---------- SUPPLIED ENTRIES ----------
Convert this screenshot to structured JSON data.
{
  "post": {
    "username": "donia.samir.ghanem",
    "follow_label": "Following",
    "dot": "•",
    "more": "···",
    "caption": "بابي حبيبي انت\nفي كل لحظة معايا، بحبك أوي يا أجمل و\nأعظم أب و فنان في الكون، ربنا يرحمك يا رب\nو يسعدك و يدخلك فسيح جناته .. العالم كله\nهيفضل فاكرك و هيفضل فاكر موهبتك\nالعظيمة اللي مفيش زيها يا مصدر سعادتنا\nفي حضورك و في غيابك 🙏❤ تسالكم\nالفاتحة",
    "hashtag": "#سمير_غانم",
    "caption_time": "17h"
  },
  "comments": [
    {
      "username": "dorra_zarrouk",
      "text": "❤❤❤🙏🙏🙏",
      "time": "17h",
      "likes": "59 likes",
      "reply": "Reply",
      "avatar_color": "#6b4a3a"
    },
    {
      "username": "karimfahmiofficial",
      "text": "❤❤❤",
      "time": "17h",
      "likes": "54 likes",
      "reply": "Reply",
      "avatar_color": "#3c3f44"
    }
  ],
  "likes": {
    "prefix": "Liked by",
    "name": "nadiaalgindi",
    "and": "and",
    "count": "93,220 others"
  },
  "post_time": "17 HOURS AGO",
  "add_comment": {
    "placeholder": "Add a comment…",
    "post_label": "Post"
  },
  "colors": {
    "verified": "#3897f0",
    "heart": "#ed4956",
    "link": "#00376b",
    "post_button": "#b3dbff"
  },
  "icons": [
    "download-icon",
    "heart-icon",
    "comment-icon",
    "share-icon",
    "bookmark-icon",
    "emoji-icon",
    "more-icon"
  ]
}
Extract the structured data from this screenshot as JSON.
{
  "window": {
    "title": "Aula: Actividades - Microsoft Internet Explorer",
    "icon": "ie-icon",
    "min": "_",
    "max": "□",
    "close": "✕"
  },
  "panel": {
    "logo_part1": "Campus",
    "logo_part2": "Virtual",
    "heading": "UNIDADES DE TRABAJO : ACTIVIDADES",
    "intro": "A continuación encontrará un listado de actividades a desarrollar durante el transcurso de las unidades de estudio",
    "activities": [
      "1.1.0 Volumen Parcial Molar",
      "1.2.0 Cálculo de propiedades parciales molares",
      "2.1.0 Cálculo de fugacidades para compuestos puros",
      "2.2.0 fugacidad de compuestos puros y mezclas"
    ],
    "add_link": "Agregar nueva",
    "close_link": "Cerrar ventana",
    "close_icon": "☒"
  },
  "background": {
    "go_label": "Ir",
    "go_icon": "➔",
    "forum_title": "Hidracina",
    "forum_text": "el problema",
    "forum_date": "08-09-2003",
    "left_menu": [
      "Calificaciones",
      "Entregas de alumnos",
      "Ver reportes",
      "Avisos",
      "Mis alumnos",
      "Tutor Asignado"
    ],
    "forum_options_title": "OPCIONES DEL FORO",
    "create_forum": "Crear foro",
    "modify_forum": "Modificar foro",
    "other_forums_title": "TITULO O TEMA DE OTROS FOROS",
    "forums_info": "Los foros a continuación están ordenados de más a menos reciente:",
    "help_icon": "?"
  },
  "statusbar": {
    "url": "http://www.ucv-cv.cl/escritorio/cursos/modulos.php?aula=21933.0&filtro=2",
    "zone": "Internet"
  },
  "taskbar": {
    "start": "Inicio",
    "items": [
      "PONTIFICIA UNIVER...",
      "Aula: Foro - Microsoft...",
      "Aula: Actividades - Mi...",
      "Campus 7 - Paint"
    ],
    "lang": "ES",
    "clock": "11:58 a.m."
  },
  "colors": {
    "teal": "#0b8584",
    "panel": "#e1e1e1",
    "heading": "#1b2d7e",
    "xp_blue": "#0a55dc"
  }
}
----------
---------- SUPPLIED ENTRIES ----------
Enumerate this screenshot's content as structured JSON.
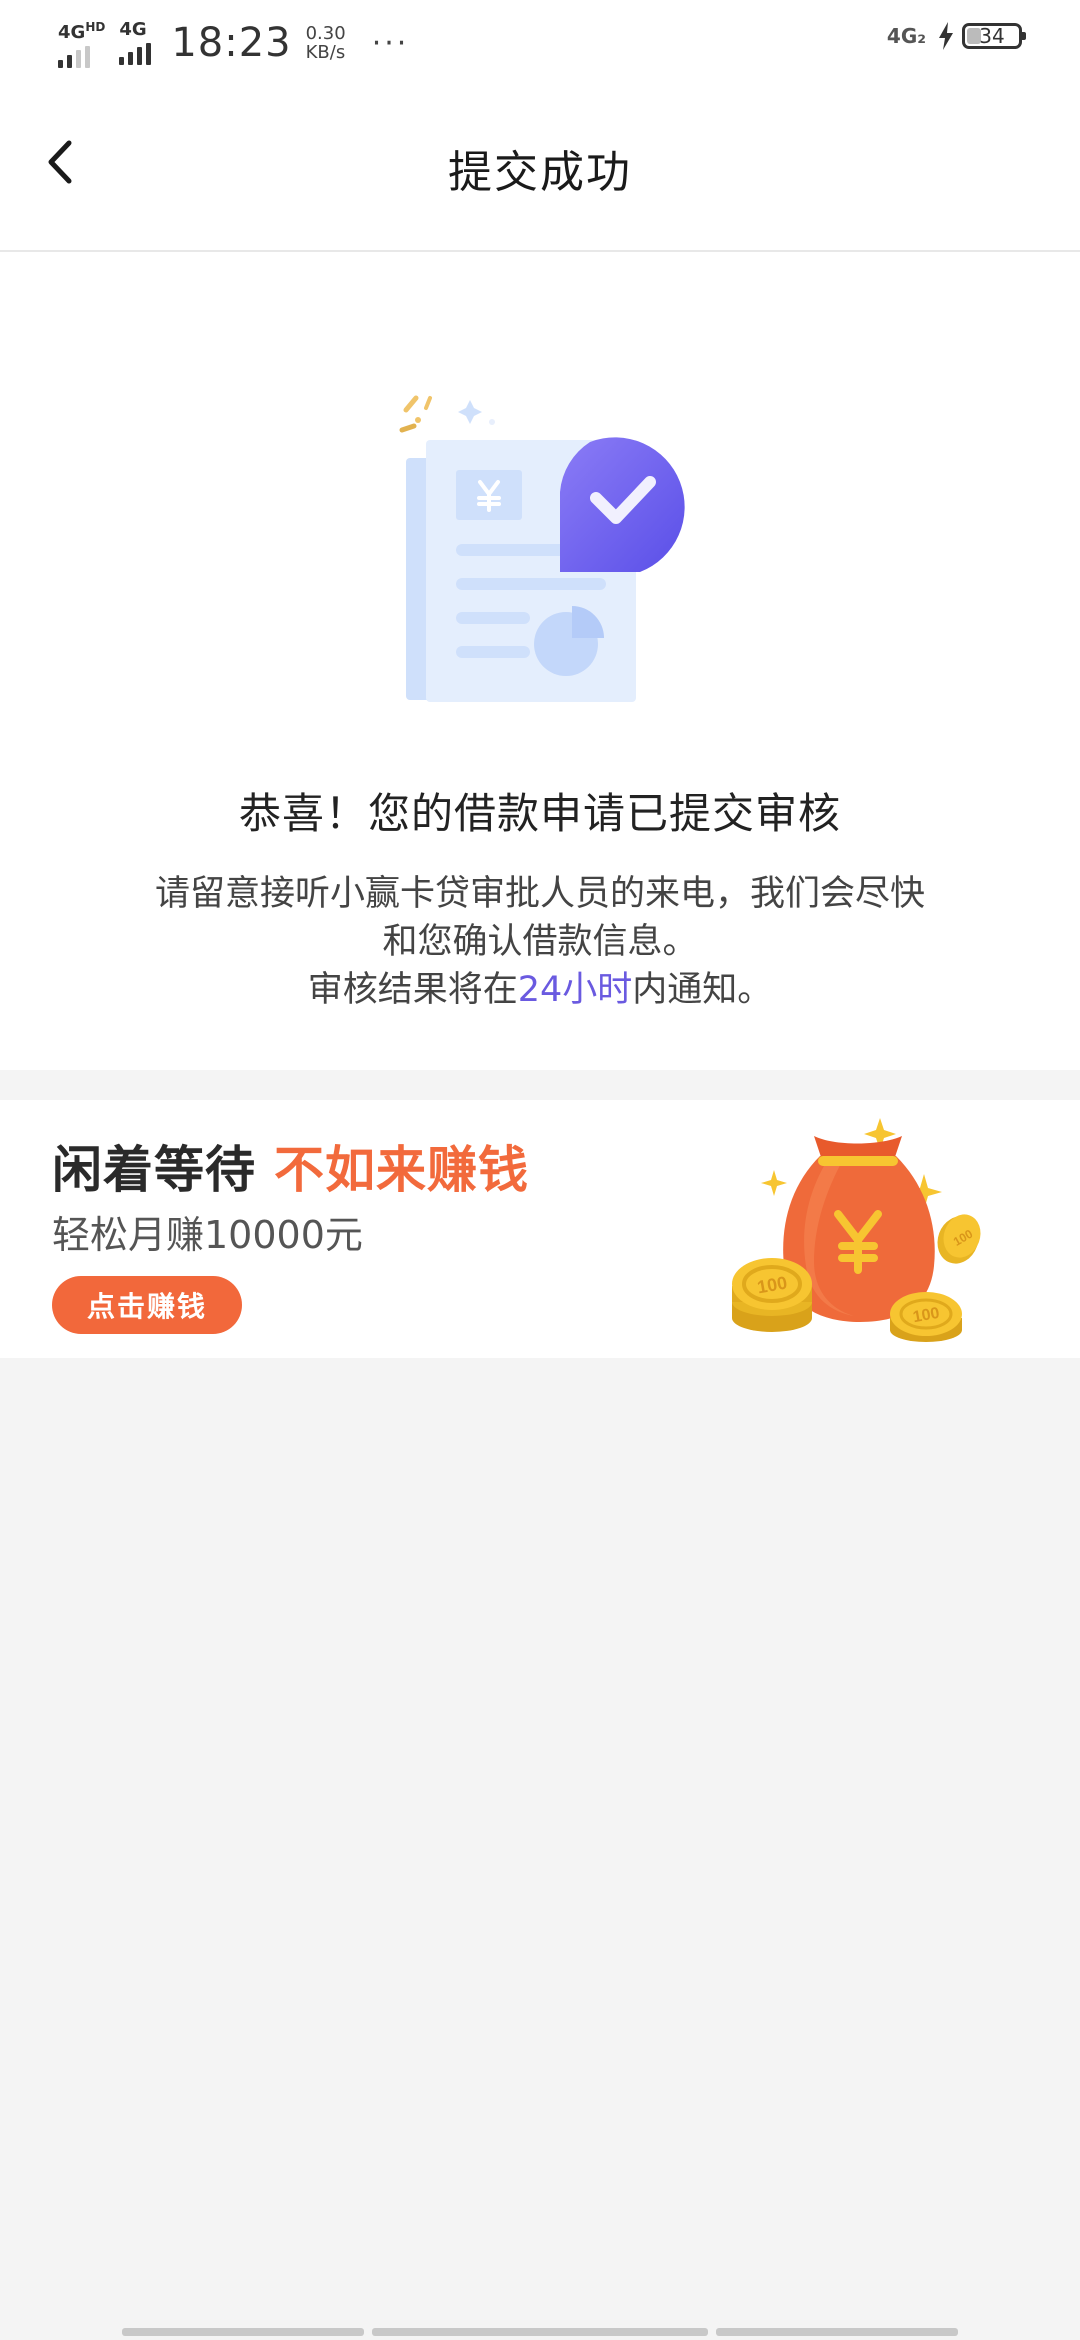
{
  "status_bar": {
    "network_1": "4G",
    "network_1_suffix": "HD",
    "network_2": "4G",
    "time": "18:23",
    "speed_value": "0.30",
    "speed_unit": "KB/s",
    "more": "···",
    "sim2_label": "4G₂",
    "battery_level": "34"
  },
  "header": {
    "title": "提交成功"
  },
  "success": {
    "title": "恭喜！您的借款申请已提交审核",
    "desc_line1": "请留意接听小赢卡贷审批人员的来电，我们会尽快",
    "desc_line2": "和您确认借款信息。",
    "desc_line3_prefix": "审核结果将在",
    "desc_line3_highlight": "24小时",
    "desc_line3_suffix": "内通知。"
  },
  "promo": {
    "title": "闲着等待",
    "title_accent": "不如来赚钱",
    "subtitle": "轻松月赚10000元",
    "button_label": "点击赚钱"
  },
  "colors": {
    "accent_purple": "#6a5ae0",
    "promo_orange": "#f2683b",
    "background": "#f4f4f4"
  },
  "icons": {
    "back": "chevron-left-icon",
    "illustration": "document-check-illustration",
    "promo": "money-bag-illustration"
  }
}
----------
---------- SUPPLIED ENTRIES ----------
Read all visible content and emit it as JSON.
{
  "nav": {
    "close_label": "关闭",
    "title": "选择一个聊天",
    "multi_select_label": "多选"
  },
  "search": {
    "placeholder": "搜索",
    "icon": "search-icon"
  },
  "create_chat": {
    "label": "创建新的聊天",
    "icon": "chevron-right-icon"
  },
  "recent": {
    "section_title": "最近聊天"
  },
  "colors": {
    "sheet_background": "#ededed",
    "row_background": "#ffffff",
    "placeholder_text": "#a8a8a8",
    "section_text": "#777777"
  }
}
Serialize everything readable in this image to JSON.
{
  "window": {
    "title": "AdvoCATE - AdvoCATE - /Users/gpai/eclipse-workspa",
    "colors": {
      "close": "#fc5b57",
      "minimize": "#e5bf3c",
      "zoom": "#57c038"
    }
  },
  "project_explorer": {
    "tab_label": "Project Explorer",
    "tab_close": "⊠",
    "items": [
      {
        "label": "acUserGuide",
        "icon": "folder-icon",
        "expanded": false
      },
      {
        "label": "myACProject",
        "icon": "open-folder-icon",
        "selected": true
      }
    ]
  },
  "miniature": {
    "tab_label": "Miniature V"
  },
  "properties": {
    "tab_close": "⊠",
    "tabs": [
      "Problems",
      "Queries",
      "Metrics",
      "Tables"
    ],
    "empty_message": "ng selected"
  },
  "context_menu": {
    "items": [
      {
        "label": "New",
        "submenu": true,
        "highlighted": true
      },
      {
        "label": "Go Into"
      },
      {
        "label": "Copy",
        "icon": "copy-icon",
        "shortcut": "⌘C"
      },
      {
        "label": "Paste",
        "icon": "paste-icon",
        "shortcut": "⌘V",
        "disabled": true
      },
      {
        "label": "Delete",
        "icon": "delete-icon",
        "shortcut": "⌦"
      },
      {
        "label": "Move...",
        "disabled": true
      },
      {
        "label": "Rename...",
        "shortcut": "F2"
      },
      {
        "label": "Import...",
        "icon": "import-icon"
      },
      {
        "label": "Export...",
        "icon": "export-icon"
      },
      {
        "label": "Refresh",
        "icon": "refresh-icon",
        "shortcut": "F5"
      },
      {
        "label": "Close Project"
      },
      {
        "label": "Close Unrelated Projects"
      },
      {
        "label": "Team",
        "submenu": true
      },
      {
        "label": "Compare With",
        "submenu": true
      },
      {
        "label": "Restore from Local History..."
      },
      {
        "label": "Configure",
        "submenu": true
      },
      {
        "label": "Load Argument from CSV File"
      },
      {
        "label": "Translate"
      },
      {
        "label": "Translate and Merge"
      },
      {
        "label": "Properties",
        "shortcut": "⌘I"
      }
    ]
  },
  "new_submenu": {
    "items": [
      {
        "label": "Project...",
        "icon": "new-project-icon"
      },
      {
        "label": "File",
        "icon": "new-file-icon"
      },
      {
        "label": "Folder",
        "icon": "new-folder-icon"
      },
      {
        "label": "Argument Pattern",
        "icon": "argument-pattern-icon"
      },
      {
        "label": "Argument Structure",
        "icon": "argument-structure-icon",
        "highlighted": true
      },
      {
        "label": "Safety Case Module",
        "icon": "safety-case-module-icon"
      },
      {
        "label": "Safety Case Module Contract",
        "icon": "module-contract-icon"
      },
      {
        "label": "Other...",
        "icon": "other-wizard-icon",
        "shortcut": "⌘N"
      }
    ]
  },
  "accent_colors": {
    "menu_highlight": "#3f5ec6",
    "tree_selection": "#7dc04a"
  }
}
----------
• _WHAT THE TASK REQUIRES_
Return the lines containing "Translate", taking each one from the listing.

• _ANSWER TO THIS EXERCISE_
        "label": "Translate"
        "label": "Translate and Merge"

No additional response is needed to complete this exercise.